Others were spending oriented. We buy everything we can in store brand form. We don’t have cable. We do a lot of our own home repairs, especially anything small. We leaned in when it comes to lower cost hobbies and leaned out on more expensive one. I could go on and on like this (and I often do). The key thing is that none of those choices were ones that left us unhappy with the net result. If we felt that spending cuts were making us unhappy, we undid them. Also, everyone’s choices are going to be different depending on the specific situations of their own lives.

It is that flood of small decisions that made it possible for us to make bigger decisions. Living frugally made it possible for me to make the leap into a more flexible career. That career flexibility, along with frugal living, helped Sarah have the opportunity to earn her master’s degree.

Those small decisions and somewhat bigger decisions worked together to make it possible to make even bigger decisions, and that’s where we come back to my own children.

Because of those choices we made, I imagine my oldest son in a few years holding a few acceptance letters in his hand, and his decision between them will be much less about the financial constraints, but rather about which school will prepare him best for the life he dreams about. That’s a much different choice than what I had, and it’s one of the big culminations of this financial journey that Sarah and I are on.

That’s not the only big choice, though. A few years after that, Sarah and I will both be able to step away from full-time work. We’ll be able to spend multiple decades of our life together in good health, without the constraint of having to trade our time and energy for money. That’s a much different choice than my parents had, and it’s a different choice than I would have believed I would have in my twenties.

The smaller choices you make along the way set the stage for those bigger choices. If you make choices along the way that eat up your resources while giving you little comparative value in return, you close the door on some of the options when the next big decision point rolls around. On the other hand, if you make choices along the way that give you the best personal value for the least resources, you actually open the door to more and better choices for yourself at those big moments.

When you’re finding it hard to make the best financial choice in your life, step back and think about the decision points in your life.

How many of the big decision points in your life were steered by financial restrictions? How many times did you have to say no to something your heart told you was right just because of the financial limitations?

Rather than lamenting those decisions, remind yourself that you had to make the hard choice, and then use that decision as inspiration for the future.

You didn’t make those hard choices for nothing. Rather, you made those hard choices so that you could have better choices in the future.

If you’re stuck, make the hard choice, and then get the most value you can out of that choice so that the next decision point in your life isn’t constrained like that.
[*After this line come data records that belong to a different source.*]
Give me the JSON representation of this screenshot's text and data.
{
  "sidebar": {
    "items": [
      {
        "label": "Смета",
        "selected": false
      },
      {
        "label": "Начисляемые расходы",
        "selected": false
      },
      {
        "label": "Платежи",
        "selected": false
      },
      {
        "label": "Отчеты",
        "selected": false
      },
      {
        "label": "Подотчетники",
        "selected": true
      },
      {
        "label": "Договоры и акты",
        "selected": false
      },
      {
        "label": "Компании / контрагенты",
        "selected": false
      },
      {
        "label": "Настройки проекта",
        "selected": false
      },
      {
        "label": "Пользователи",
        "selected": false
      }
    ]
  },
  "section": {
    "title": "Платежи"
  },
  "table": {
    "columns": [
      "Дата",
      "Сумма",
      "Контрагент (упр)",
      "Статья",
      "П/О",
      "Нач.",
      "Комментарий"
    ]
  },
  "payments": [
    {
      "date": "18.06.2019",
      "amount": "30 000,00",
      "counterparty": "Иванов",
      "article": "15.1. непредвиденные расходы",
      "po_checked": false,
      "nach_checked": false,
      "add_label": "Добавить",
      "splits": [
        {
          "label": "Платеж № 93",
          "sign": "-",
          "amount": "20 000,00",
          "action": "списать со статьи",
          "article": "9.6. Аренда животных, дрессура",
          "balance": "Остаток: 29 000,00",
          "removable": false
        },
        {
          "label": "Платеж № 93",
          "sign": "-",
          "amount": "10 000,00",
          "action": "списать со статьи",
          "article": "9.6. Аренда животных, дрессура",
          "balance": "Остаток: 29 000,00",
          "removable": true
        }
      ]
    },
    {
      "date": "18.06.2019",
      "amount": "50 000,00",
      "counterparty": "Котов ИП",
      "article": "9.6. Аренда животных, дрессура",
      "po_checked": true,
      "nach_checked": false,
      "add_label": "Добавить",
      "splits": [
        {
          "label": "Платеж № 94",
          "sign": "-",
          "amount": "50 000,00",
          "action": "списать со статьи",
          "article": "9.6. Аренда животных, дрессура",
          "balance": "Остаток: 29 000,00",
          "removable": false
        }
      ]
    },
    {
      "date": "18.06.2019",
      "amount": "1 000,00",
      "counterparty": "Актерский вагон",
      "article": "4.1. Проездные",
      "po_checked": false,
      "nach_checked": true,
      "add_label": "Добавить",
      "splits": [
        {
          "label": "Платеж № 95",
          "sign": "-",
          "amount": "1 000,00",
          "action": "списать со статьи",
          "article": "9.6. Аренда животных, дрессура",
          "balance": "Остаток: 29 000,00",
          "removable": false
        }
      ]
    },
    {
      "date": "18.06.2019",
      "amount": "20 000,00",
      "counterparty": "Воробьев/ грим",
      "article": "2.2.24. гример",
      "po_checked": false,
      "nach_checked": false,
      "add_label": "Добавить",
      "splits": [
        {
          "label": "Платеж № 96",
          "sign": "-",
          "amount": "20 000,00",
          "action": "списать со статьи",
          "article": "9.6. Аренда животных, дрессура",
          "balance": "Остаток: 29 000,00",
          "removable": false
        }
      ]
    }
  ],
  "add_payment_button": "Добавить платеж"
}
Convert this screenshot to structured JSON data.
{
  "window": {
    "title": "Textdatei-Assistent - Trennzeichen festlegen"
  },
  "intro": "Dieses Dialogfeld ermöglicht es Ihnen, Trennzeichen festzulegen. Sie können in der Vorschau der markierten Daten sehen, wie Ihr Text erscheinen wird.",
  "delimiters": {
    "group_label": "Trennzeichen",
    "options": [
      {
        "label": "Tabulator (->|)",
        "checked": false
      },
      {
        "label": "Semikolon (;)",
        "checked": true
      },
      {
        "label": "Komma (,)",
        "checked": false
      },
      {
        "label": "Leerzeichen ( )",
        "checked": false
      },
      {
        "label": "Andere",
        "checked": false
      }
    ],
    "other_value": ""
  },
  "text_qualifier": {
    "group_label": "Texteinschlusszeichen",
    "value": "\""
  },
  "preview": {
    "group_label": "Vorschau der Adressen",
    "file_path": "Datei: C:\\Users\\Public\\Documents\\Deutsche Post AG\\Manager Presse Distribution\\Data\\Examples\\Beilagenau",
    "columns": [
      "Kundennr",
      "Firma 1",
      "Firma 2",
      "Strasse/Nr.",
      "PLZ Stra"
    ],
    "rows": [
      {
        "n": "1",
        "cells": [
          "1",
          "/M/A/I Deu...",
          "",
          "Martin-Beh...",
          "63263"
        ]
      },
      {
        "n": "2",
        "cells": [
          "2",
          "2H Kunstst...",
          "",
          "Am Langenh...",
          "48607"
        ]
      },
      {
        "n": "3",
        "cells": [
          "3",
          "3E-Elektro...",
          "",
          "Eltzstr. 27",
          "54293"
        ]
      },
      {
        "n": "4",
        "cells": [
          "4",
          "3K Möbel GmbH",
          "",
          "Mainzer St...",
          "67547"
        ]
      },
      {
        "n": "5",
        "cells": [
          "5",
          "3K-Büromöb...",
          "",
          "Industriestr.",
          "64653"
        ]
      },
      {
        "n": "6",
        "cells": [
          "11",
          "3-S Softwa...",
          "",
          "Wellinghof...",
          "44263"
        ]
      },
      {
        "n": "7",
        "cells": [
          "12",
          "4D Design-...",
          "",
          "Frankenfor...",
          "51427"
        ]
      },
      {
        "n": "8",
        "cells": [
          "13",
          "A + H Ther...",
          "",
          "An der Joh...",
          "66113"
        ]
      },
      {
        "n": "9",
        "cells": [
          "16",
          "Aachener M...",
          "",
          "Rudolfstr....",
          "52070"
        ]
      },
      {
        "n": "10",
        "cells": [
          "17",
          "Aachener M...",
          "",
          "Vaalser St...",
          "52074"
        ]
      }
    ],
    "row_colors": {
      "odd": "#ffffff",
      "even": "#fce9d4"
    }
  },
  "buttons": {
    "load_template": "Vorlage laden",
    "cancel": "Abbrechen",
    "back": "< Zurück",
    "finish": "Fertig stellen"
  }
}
Along the way, make smaller choices such that you get the most “bang for your buck” in terms of life value, again so that the next major decision point in your life isn’t constrained.

Use every single tough decision you’ve had to make along the way as inspiration to make a better choice now. Think about every single one of those big decision points, where your choices were limited by your finances, and about how you would have given anything to be able to have more options or make different choices.

Use that as fuel for your financial change. Use that as motivation to make the better choice when it’s hard.

Good luck.

Trent Hamm

Founder & Columnist

Trent Hamm founded The Simple Dollar in 2006 and still writes a daily column on personal finance. He’s the author of three books published by Simon & Schuster and Financial Times Press, has contributed to Business Insider, US News & World Report, Yahoo Finance, and Lifehacker, and his financial advice has been featured in The New York Times, TIME, Forbes, The Guardian, and elsewhere.